Originally Published on There Are Four Mics – A Star Trek Podcast
(We’re moving our Star Trek Discovery related content over here where it belongs)
How is this show so spectacular at naming episodes?! These are all pure gold. If you think otherwise you are respectfully wrong and should never be trusted.
And, as is becoming pattern with Star Trek Discovery, the title isn’t the only thing that’s gold in this episode.
Introducing Discovery’s Leadership
We meet Commander Landry! Tory from Ronald Moore’s Battlestar Galactica! Rekha Sharma is outstanding. And she is also a total badass. There is not a more perfect fit for the role of Lorca’s first officer. I both fear her and love her.
We also meet Captain Gabriel Lorca himself. He honestly comes across as a straight-up villain in the first half of this episode. I am totally with Burnham in her belief that Lorca is exploiting her because he expects she’ll be eager to dabble in immorality if it means she gets to not be in jail anymore. So when he explains what they’re actually doing? I’m pretty floored. I was right there alongside Burnham suddenly feeling shame for my assumptions, and giving him the benefit of the doubt. Hell, I gave him more than the benefit of the doubt, probably as a result of my guilty feelings about misjudging him. Lorca played me something fierce. Jason Isaacs is a terrific addition to this show, and brings a certain enigmatic gravitas to the captain’s chair.
The USS Discovery
Finally we get to lay our eyes on the USS Discovery. We are THREE EPISODES IN and we’re just now getting a look at the ship. These writers have confidence. I love it. I also love the design of the ship. It’s distinct without feeling out of place in the Star Trek canon. I’m a big proponent of saucer sections, so I’m grateful it wasn’t an Intrepid-class style ship like the USS Voyager. This baby is a beaut. And revealing it by dropping into the storm? There’s no more iconic entrance. Except maybe Shenzhou’s in The Vulcan Hello dropping through the desert planet’s clouds like an angel of legend. But none before that.
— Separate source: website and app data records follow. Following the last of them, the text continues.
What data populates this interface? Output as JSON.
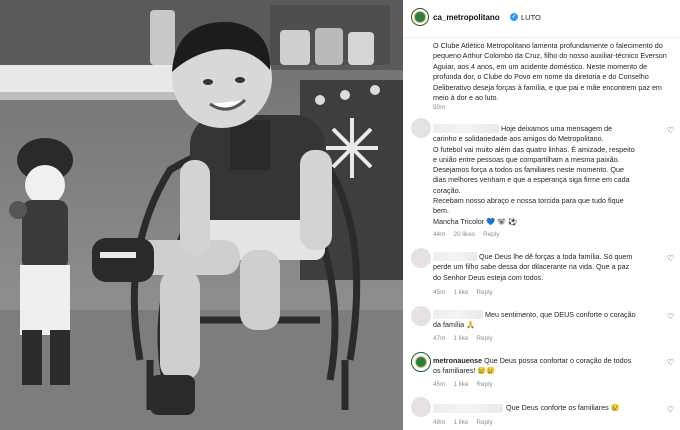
{
  "post": {
    "username": "ca_metropolitano",
    "verified_mark": "✓",
    "tag": "LUTO",
    "caption": "O Clube Atlético Metropolitano lamenta profundamente o falecimento do pequeno Arthur Colombo da Cruz, filho do nosso auxiliar-técnico Everson Aguiar, aos 4 anos, em um acidente doméstico. Neste momento de profunda dor, o Clube do Povo em nome da diretoria e do Conselho Deliberativo deseja forças à família, e que pai e mãe encontrem paz em meio à dor e ao luto.",
    "time": "50m"
  },
  "comments": [
    {
      "username": "",
      "text_lines": [
        "Hoje deixamos uma mensagem de",
        "carinho e solidariedade aos amigos do Metropolitano.",
        "O futebol vai muito além das quatro linhas. É amizade, respeito",
        "e união entre pessoas que compartilham a mesma paixão.",
        "Desejamos força a todos os familiares neste momento. Que",
        "dias melhores venham e que a esperança siga firme em cada",
        "coração.",
        "Recebam nosso abraço e nossa torcida para que tudo fique",
        "bem.",
        "Mancha Tricolor 💙 🐨 ⚽"
      ],
      "time": "44m",
      "likes": "20 likes",
      "reply": "Reply"
    },
    {
      "username": "",
      "text_lines": [
        "Que Deus lhe dê forças a toda família. Só quem",
        "perde um filho sabe dessa dor dilacerante na vida. Que a paz",
        "do Senhor Deus esteja com todos."
      ],
      "time": "45m",
      "likes": "1 like",
      "reply": "Reply"
    },
    {
      "username": "",
      "text_lines": [
        "Meu sentimento, que DEUS conforte o coração",
        "da família 🙏"
      ],
      "time": "47m",
      "likes": "1 like",
      "reply": "Reply"
    },
    {
      "username": "metronauense",
      "text_lines": [
        "Que Deus possa confortar o coração de todos",
        "os familiares! 😢😢"
      ],
      "time": "45m",
      "likes": "1 like",
      "reply": "Reply"
    },
    {
      "username": "",
      "text_lines": [
        "Que Deus conforte os familiares 😢"
      ],
      "time": "48m",
      "likes": "1 like",
      "reply": "Reply"
    }
  ],
  "icons": {
    "heart": "♡",
    "verified": "verified-badge-icon",
    "avatar": "club-crest-icon"
  },
  "colors": {
    "verified_blue": "#2f9bf3",
    "club_green": "#2f7a45",
    "meta_gray": "#8e8e8e"
  }
}
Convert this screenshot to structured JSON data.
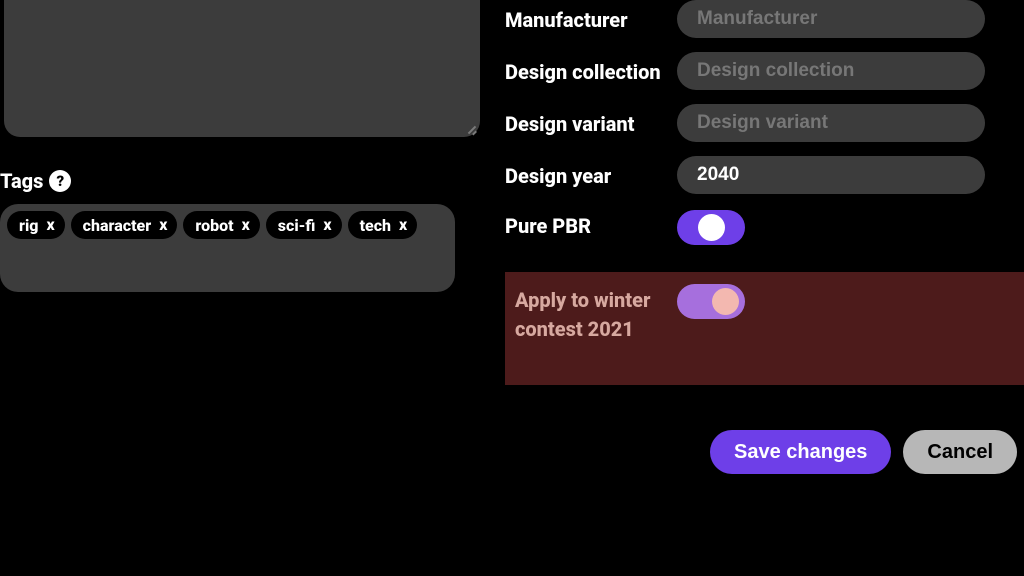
{
  "left": {
    "tags_label": "Tags",
    "tags": [
      "rig",
      "character",
      "robot",
      "sci-fi",
      "tech"
    ],
    "remove_glyph": "x"
  },
  "right": {
    "manufacturer": {
      "label": "Manufacturer",
      "placeholder": "Manufacturer",
      "value": ""
    },
    "design_collection": {
      "label": "Design collection",
      "placeholder": "Design collection",
      "value": ""
    },
    "design_variant": {
      "label": "Design variant",
      "placeholder": "Design variant",
      "value": ""
    },
    "design_year": {
      "label": "Design year",
      "placeholder": "",
      "value": "2040"
    },
    "pure_pbr": {
      "label": "Pure PBR",
      "on": true
    },
    "apply_contest": {
      "label": "Apply to winter contest 2021",
      "on": true
    }
  },
  "footer": {
    "save_label": "Save changes",
    "cancel_label": "Cancel"
  },
  "help_glyph": "?"
}
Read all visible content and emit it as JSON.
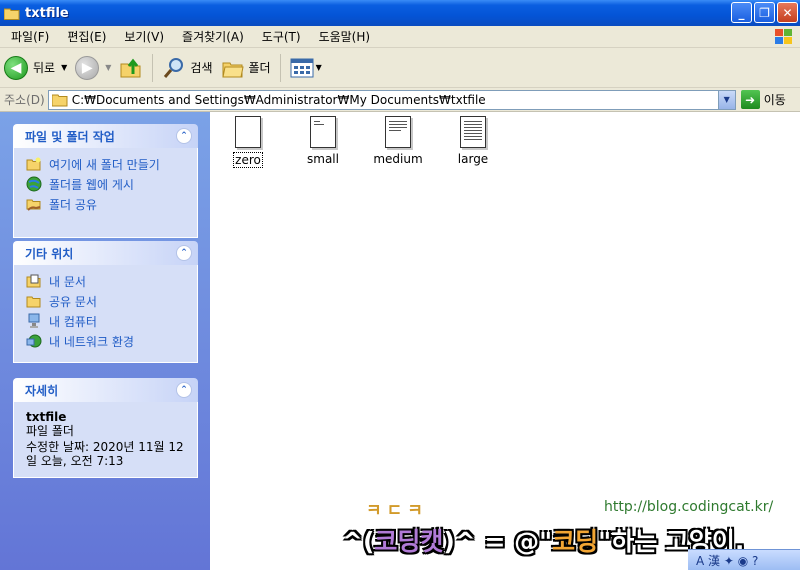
{
  "window": {
    "title": "txtfile"
  },
  "menu": [
    "파일(F)",
    "편집(E)",
    "보기(V)",
    "즐겨찾기(A)",
    "도구(T)",
    "도움말(H)"
  ],
  "toolbar": {
    "back": "뒤로",
    "search": "검색",
    "folders": "폴더"
  },
  "address": {
    "label": "주소(D)",
    "path": "C:₩Documents and Settings₩Administrator₩My Documents₩txtfile",
    "go": "이동"
  },
  "file_tasks": {
    "title": "파일 및 폴더 작업",
    "items": [
      "여기에 새 폴더 만들기",
      "폴더를 웹에 게시",
      "폴더 공유"
    ]
  },
  "other_places": {
    "title": "기타 위치",
    "items": [
      "내 문서",
      "공유 문서",
      "내 컴퓨터",
      "내 네트워크 환경"
    ]
  },
  "details": {
    "title": "자세히",
    "name": "txtfile",
    "type": "파일 폴더",
    "modified_1": "수정한 날짜: 2020년 11월 12",
    "modified_2": "일 오늘, 오전 7:13"
  },
  "files": [
    "zero",
    "small",
    "medium",
    "large"
  ],
  "watermark": {
    "logo_text": "ㅋㄷㅋ",
    "url": "http://blog.codingcat.kr/",
    "part1": "^(",
    "part2": "코딩캣",
    "part3": ")^ = @\"",
    "part4": "코딩",
    "part5": "\"하는 고양이."
  },
  "colors": {
    "title_bar": "#0454d6",
    "left_pane": "#6f8ee0",
    "link": "#215dc6",
    "panel_body": "#d6dff7"
  }
}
The Rest of the Gang
“Context is for Kings” is the first appearance of Mary Wiseman as Cadet Tilly. On paper, this is character that I wouldn’t like. She seems like it would be a Wesley Crusher style character where he’s all hot to trot, eager to learn everything, but just kind of turns out to be annoying. But instead, this character is nothing but awesome. She has a nervous confidence that is irresistibly charming. She’s avoided becoming the “weird one,” in every episode except for perhaps the Short Trek where she blames the disaster in the mess on a hormonal rabbit. But in every instance except that one, Tilly repeatedly demonstrates an inner strength only lightly obscured by periodic social anxiety.
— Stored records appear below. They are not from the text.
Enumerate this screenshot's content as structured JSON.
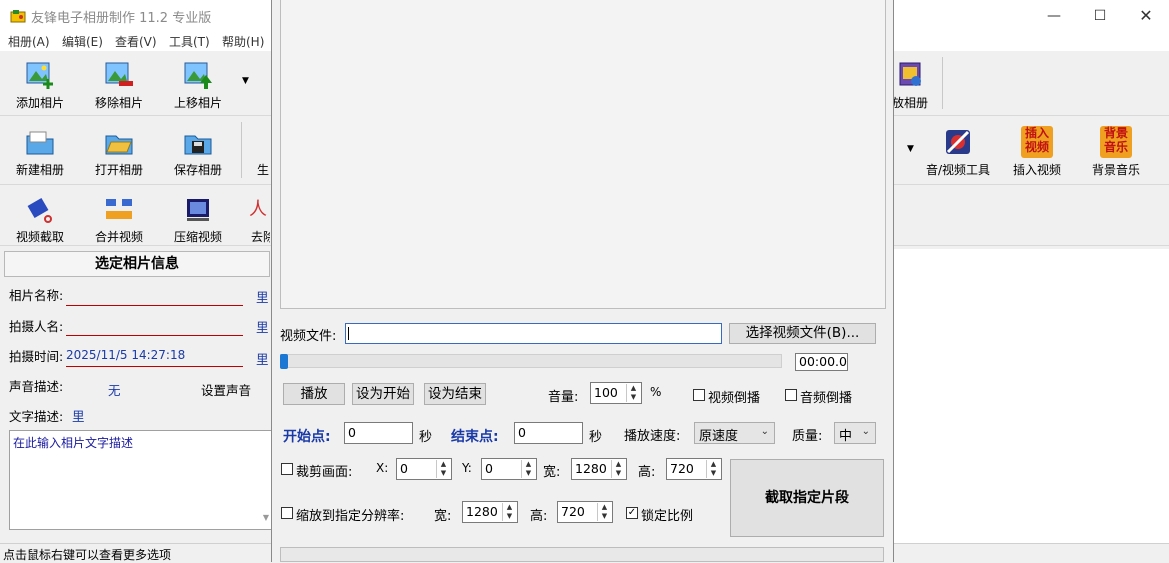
{
  "window": {
    "title": "友锋电子相册制作 11.2 专业版"
  },
  "menu": [
    "相册(A)",
    "编辑(E)",
    "查看(V)",
    "工具(T)",
    "帮助(H)"
  ],
  "toolbar": {
    "row1": [
      "添加相片",
      "移除相片",
      "上移相片"
    ],
    "row1_right": "放相册",
    "row2": [
      "新建相册",
      "打开相册",
      "保存相册",
      "生"
    ],
    "row2_right": [
      "音/视频工具",
      "插入视频",
      "背景音乐"
    ],
    "row3": [
      "视频截取",
      "合并视频",
      "压缩视频",
      "去除"
    ]
  },
  "icon_texts": {
    "insert_video": "插入\n视频",
    "bg_music": "背景\n音乐"
  },
  "info": {
    "header": "选定相片信息",
    "name_label": "相片名称:",
    "photographer_label": "拍摄人名:",
    "time_label": "拍摄时间:",
    "time_value": "2025/11/5 14:27:18",
    "side_char": "里",
    "sound_label": "声音描述:",
    "sound_value": "无",
    "set_sound": "设置声音",
    "text_label": "文字描述:",
    "text_side": "里",
    "desc_placeholder": "在此输入相片文字描述"
  },
  "status": "点击鼠标右键可以查看更多选项",
  "dialog": {
    "video_file_label": "视频文件:",
    "video_file_value": "",
    "choose_button": "选择视频文件(B)...",
    "time_display": "00:00.0",
    "progress": 0,
    "play_button": "播放",
    "set_start_button": "设为开始",
    "set_end_button": "设为结束",
    "volume_label": "音量:",
    "volume_value": "100",
    "percent": "%",
    "video_reverse": "视频倒播",
    "audio_reverse": "音频倒播",
    "start_label": "开始点:",
    "start_value": "0",
    "seconds": "秒",
    "end_label": "结束点:",
    "end_value": "0",
    "speed_label": "播放速度:",
    "speed_value": "原速度",
    "quality_label": "质量:",
    "quality_value": "中",
    "crop_label": "裁剪画面:",
    "x_label": "X:",
    "x_value": "0",
    "y_label": "Y:",
    "y_value": "0",
    "w_label": "宽:",
    "w_value": "1280",
    "h_label": "高:",
    "h_value": "720",
    "scale_label": "缩放到指定分辨率:",
    "sw_label": "宽:",
    "sw_value": "1280",
    "sh_label": "高:",
    "sh_value": "720",
    "lock_ratio": "锁定比例",
    "lock_checked": true,
    "cut_button": "截取指定片段"
  }
}
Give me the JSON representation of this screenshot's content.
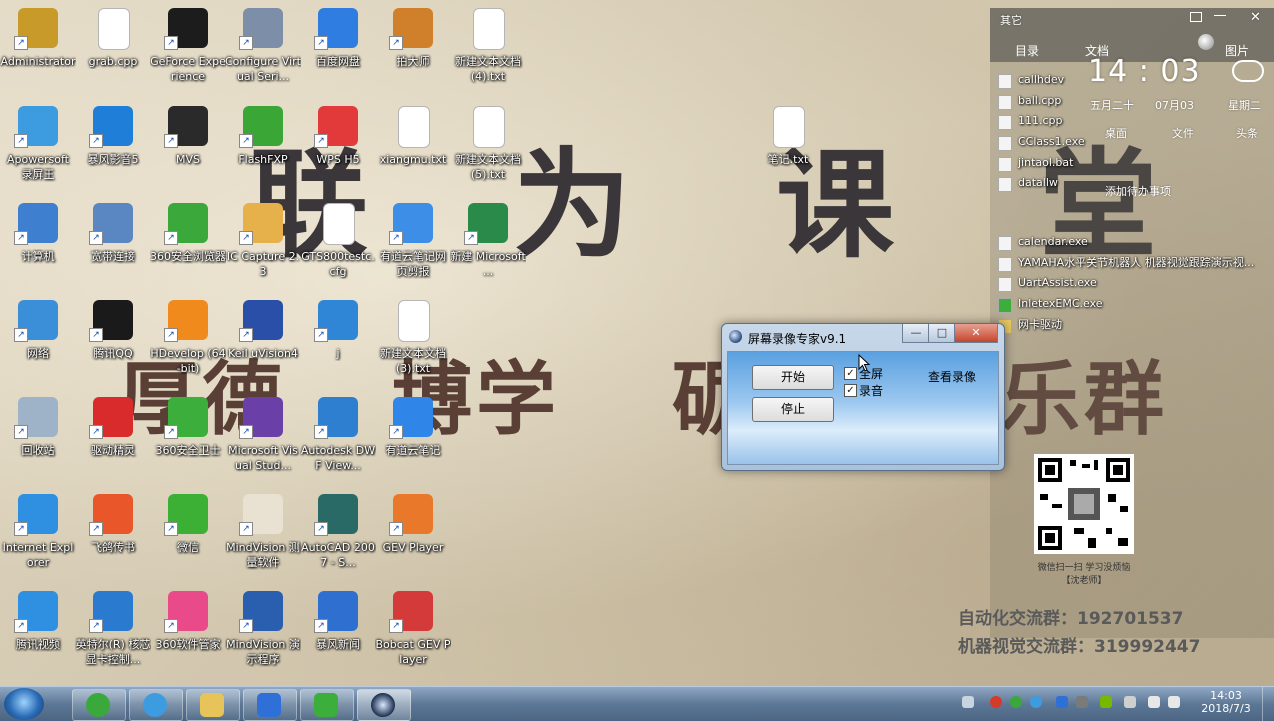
{
  "wallpaper": {
    "title": "联 为 课 堂",
    "motto_1": "厚德",
    "motto_2": "博学",
    "motto_3": "砺",
    "motto_4": "乐群",
    "qq_group_1": "自动化交流群：192701537",
    "qq_group_2": "机器视觉交流群：319992447",
    "qr_caption_1": "微信扫一扫 学习没烦恼",
    "qr_caption_2": "【沈老师】"
  },
  "desktop_icons": [
    {
      "label": "Administrator",
      "icon": "user-folder-icon",
      "color": "#c89a2a"
    },
    {
      "label": "grab.cpp",
      "icon": "cpp-file-icon",
      "color": "#ffffff"
    },
    {
      "label": "GeForce Experience",
      "icon": "nvidia-icon",
      "color": "#1c1c1c"
    },
    {
      "label": "Configure Virtual Seri...",
      "icon": "serial-port-icon",
      "color": "#7d8fa8"
    },
    {
      "label": "百度网盘",
      "icon": "baidu-netdisk-icon",
      "color": "#2f7de1"
    },
    {
      "label": "拍大师",
      "icon": "paidashi-icon",
      "color": "#d0802a"
    },
    {
      "label": "新建文本文档 (4).txt",
      "icon": "text-file-icon",
      "color": "#ffffff"
    },
    {
      "label": "Apowersoft 录屏王",
      "icon": "apowersoft-icon",
      "color": "#3d9be0"
    },
    {
      "label": "暴风影音5",
      "icon": "baofeng-icon",
      "color": "#1f7fd8"
    },
    {
      "label": "MVS",
      "icon": "mvs-icon",
      "color": "#2a2a2a"
    },
    {
      "label": "FlashFXP",
      "icon": "flashfxp-icon",
      "color": "#3aa636"
    },
    {
      "label": "WPS H5",
      "icon": "wps-icon",
      "color": "#e23a3a"
    },
    {
      "label": "xiangmu.txt",
      "icon": "text-file-icon",
      "color": "#ffffff"
    },
    {
      "label": "新建文本文档 (5).txt",
      "icon": "text-file-icon",
      "color": "#ffffff"
    },
    {
      "label": "笔记.txt",
      "icon": "text-file-icon",
      "color": "#ffffff"
    },
    {
      "label": "计算机",
      "icon": "computer-icon",
      "color": "#3f7fcf"
    },
    {
      "label": "宽带连接",
      "icon": "network-connection-icon",
      "color": "#5a86c2"
    },
    {
      "label": "360安全浏览器",
      "icon": "360-browser-icon",
      "color": "#3aa83a"
    },
    {
      "label": "IC Capture 2.3",
      "icon": "ic-capture-icon",
      "color": "#e6b04a"
    },
    {
      "label": "GTS800testc.cfg",
      "icon": "cfg-file-icon",
      "color": "#ffffff"
    },
    {
      "label": "有道云笔记网页剪报",
      "icon": "youdao-clip-icon",
      "color": "#3c8ee6"
    },
    {
      "label": "新建 Microsoft ...",
      "icon": "excel-icon",
      "color": "#2a8a4a"
    },
    {
      "label": "网络",
      "icon": "network-icon",
      "color": "#3a8fd8"
    },
    {
      "label": "腾讯QQ",
      "icon": "qq-icon",
      "color": "#1a1a1a"
    },
    {
      "label": "HDevelop (64-bit)",
      "icon": "hdevelop-icon",
      "color": "#f08a1c"
    },
    {
      "label": "Keil uVision4",
      "icon": "keil-icon",
      "color": "#2a4fa8"
    },
    {
      "label": "j",
      "icon": "j-app-icon",
      "color": "#2f86d6"
    },
    {
      "label": "新建文本文档 (3).txt",
      "icon": "text-file-icon",
      "color": "#ffffff"
    },
    {
      "label": "回收站",
      "icon": "recycle-bin-icon",
      "color": "#9fb3c8"
    },
    {
      "label": "驱动精灵",
      "icon": "driver-genius-icon",
      "color": "#d92b2b"
    },
    {
      "label": "360安全卫士",
      "icon": "360-safe-icon",
      "color": "#3cae3c"
    },
    {
      "label": "Microsoft Visual Stud...",
      "icon": "visual-studio-icon",
      "color": "#6a3fa8"
    },
    {
      "label": "Autodesk DWF View...",
      "icon": "autodesk-icon",
      "color": "#2f7fd0"
    },
    {
      "label": "有道云笔记",
      "icon": "youdao-note-icon",
      "color": "#2f86e8"
    },
    {
      "label": "Internet Explorer",
      "icon": "ie-icon",
      "color": "#2f8fe0"
    },
    {
      "label": "飞鸽传书",
      "icon": "feige-icon",
      "color": "#e8562a"
    },
    {
      "label": "微信",
      "icon": "wechat-icon",
      "color": "#3cb034"
    },
    {
      "label": "MindVision 测量软件",
      "icon": "mindvision-icon",
      "color": "#e9e2d2"
    },
    {
      "label": "AutoCAD 2007 - S...",
      "icon": "autocad-icon",
      "color": "#2a6a66"
    },
    {
      "label": "GEV Player",
      "icon": "gev-player-icon",
      "color": "#e9782a"
    },
    {
      "label": "腾讯视频",
      "icon": "tencent-video-icon",
      "color": "#2f8fe0"
    },
    {
      "label": "英特尔(R) 核芯显卡控制...",
      "icon": "intel-graphics-icon",
      "color": "#2a7ad0"
    },
    {
      "label": "360软件管家",
      "icon": "360-software-icon",
      "color": "#e84a8a"
    },
    {
      "label": "MindVision 演示程序",
      "icon": "mindvision-demo-icon",
      "color": "#2a5fb0"
    },
    {
      "label": "暴风新闻",
      "icon": "baofeng-news-icon",
      "color": "#2f6fd0"
    },
    {
      "label": "Bobcat GEV Player",
      "icon": "bobcat-icon",
      "color": "#d43a3a"
    }
  ],
  "side_panel": {
    "tab_other": "其它",
    "tab_catalog": "目录",
    "tab_docs": "文档",
    "tab_pics": "图片",
    "clock": "14 : 03",
    "weekday_cn": "五月二十",
    "date": "07月03",
    "weekday": "星期二",
    "action_desktop": "桌面",
    "action_file": "文件",
    "action_head": "头条",
    "add_todo": "添加待办事项",
    "files": [
      "callhdev",
      "ball.cpp",
      "111.cpp",
      "CClass1.exe",
      "jintaol.bat",
      "datallw",
      "calendar.exe",
      "YAMAHA水平关节机器人 机器视觉跟踪演示视...",
      "UartAssist.exe",
      "InletexEMC.exe",
      "网卡驱动"
    ]
  },
  "recorder_window": {
    "title": "屏幕录像专家v9.1",
    "minimize": "—",
    "maximize": "□",
    "close": "✕",
    "start_label": "开始",
    "stop_label": "停止",
    "fullscreen_label": "全屏",
    "fullscreen_checked": true,
    "audio_label": "录音",
    "audio_checked": true,
    "view_label": "查看录像"
  },
  "taskbar": {
    "time": "14:03",
    "date": "2018/7/3",
    "apps": [
      "360-browser-icon",
      "apowersoft-icon",
      "explorer-icon",
      "wps-icon",
      "libreoffice-icon",
      "recorder-icon"
    ]
  }
}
I was really digging the sweet, sweet Doug Jones action as Saru in the first couple episodes, but here I got a bit nervous. Of course Dog Jones is great, but it seemed like they were setting a dynamic here where Saru was going to be an obstacle to the show’s hero, Burnham. It gets a lot of criticism, but I enjoy Gene Roddenberry’s idea that conflict doesn’t exist between the crew in the future, it only exists between the crew and an outside force. I was getting antsy here that there was going to be a long-running feud where Saru is always thwarting Burnham’s goals. Luckily, because the Star Trek Discovery writers are always throwing me curveballs, they tackle this tension head-on and mostly resolve it. Why? Because they’re goddamned great at their job.
I had forgotten entirely about the appearance of the black Starfleet insignias. There aren’t any further references made to them this season. At the time I assumed it was some Section 31 mumbo-jumbo, but upon reflection it seems weird for a covert agency most people don’t even know exists to have their own themed branding. The registry number NCC-1031 of the Discovery also made me think Section 31 might be involved, so I was probably just looking for signs of their presence. It wasn’t until later that I learned Bryan Fuller selected the number because he’s a big Halloween enthusiast.
This episode struck me on my initial viewing as a “monster of the week” episode. I’m not a fan of horror in general. And Star Trek’s forays into the genre have never impressed me. The Star Trek Enterprise episode “Impulse” where they encounter a ship filled with Vulcan zombies comes to mind. And Lorca brought the beast over to Discovery to keep in his little secret room of weapons? Not cool, my dude. This kind of secret den of iniquity stuff is the stuff that most shows would extend over the course of the season. Discovery isn’t most shows, thankfully, as the next episode starts with him telling Burnham.
This show exists solely to break my expectations. I am heartily grateful for it.
Pick up all of Star Trek Discovery season one on Blu-ray from Amazon here.